In the field of Scottish place-name studies, William J. Watson’s The History of the Celtic Place-names of Scotland (1926) still holds a canonical status: it is the starting-point for any serious study of the toponymy of almost any part of the country. In it, Watson discusses a multitude of place-names, but, perhaps even more important for the modern researcher, he exemplifies the bulk of the Scottish Celtic ‘onomasticon’, the body of Celtic vocabulary from which place-names have been formed over the past two millennia, and he raises important questions concerning the formation and interpretation of names which, even where his answers have to some extent been superseded by more recent scholarship, can still stimulate research and provide agenda for debate.
But CPNS is not, it must be admitted, as user-friendly as it might be: given the importance to researchers of the evidence for the ‘onomasticon’, the lack of an index of placename elements has been a serious impediment.
In 1999, Alan James, with help from Simon Taylor, brought together two indexes that then existed in manuscript or typescript, of Celtic elements by Eric Basden, and of anglicised forms of those elements by Angus Watson. The resulting, combined, Index, has been on the SPNS website for several years, its usefulness perhaps rather overlooked. It has now been transferred to a downloadable pdf, with a number of addenda (chiefly additional location references) and corrigenda (mainly minor or cosmetic).
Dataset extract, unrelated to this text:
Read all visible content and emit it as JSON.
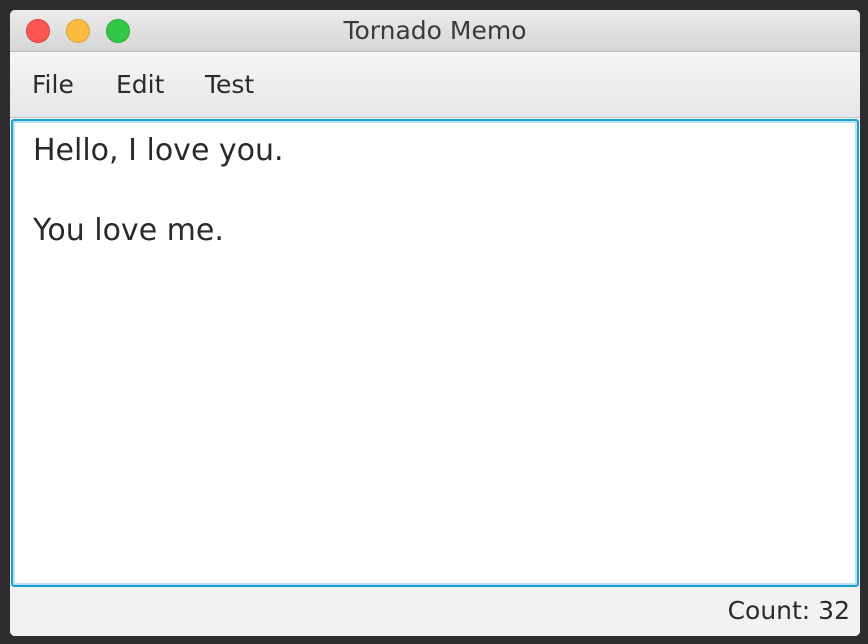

It remains a very useful resource, enabling any researcher to find what Watson had to say about any of several hundred place-name elements, or to find examples of place-names that may contain those elements, and also providing an invaluable list of possible clues to the, often baffling, forms that those elements may assume in Scots/ anglicised forms of Celtic-origin names.